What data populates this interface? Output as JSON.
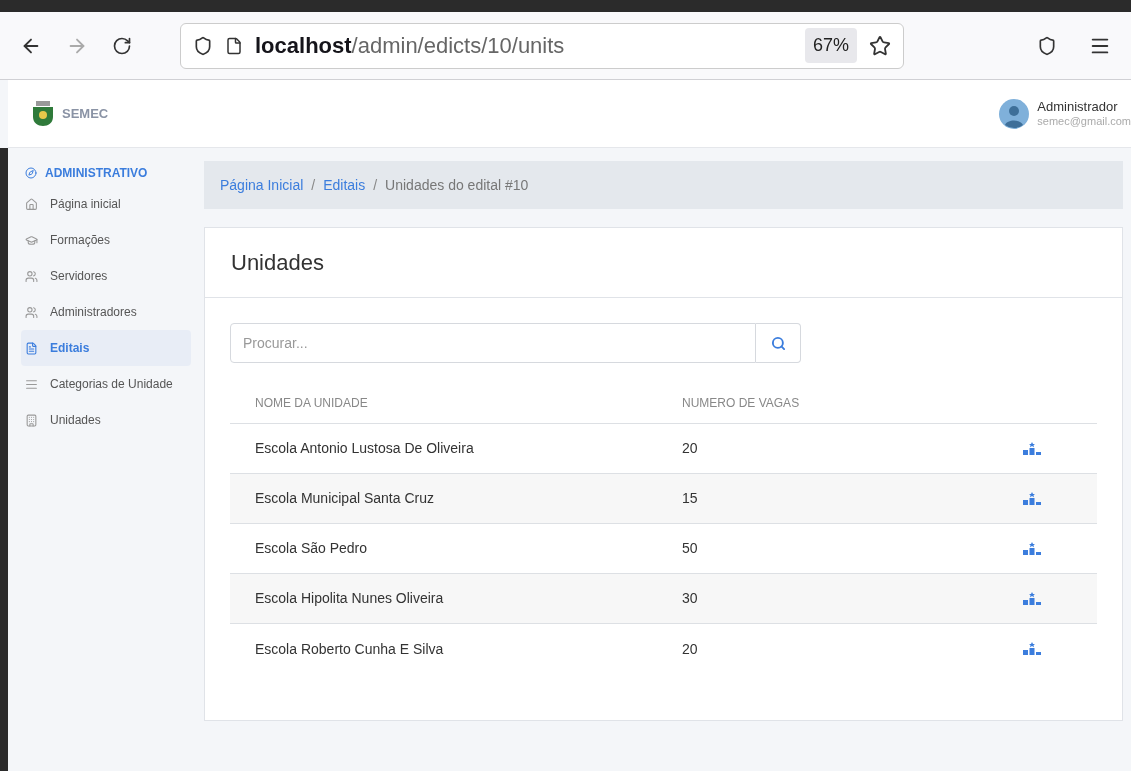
{
  "browser": {
    "url_host": "localhost",
    "url_path": "/admin/edicts/10/units",
    "zoom": "67%"
  },
  "header": {
    "brand": "SEMEC",
    "user_name": "Administrador",
    "user_email": "semec@gmail.com"
  },
  "sidebar": {
    "section": "ADMINISTRATIVO",
    "items": [
      {
        "label": "Página inicial",
        "selected": false
      },
      {
        "label": "Formações",
        "selected": false
      },
      {
        "label": "Servidores",
        "selected": false
      },
      {
        "label": "Administradores",
        "selected": false
      },
      {
        "label": "Editais",
        "selected": true
      },
      {
        "label": "Categorias de Unidade",
        "selected": false
      },
      {
        "label": "Unidades",
        "selected": false
      }
    ]
  },
  "breadcrumb": [
    {
      "label": "Página Inicial",
      "kind": "link"
    },
    {
      "label": "/",
      "kind": "separator"
    },
    {
      "label": "Editais",
      "kind": "link"
    },
    {
      "label": "/",
      "kind": "separator"
    },
    {
      "label": "Unidades do edital #10",
      "kind": "current"
    }
  ],
  "card": {
    "title": "Unidades",
    "search": {
      "placeholder": "Procurar..."
    },
    "table": {
      "columns": [
        "NOME DA UNIDADE",
        "NUMERO DE VAGAS"
      ],
      "rows": [
        {
          "name": "Escola Antonio Lustosa De Oliveira",
          "vagas": "20"
        },
        {
          "name": "Escola Municipal Santa Cruz",
          "vagas": "15"
        },
        {
          "name": "Escola São Pedro",
          "vagas": "50"
        },
        {
          "name": "Escola Hipolita Nunes Oliveira",
          "vagas": "30"
        },
        {
          "name": "Escola Roberto Cunha E Silva",
          "vagas": "20"
        }
      ]
    }
  }
}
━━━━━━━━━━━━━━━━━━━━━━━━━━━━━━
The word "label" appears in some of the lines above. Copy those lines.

        "label": "Página inicial",
        "label": "Formações",
        "label": "Servidores",
        "label": "Administradores",
        "label": "Editais",
        "label": "Categorias de Unidade",
        "label": "Unidades",
      "label": "Página Inicial",
      "label": "/",
      "label": "Editais",
      "label": "/",
      "label": "Unidades do edital #10",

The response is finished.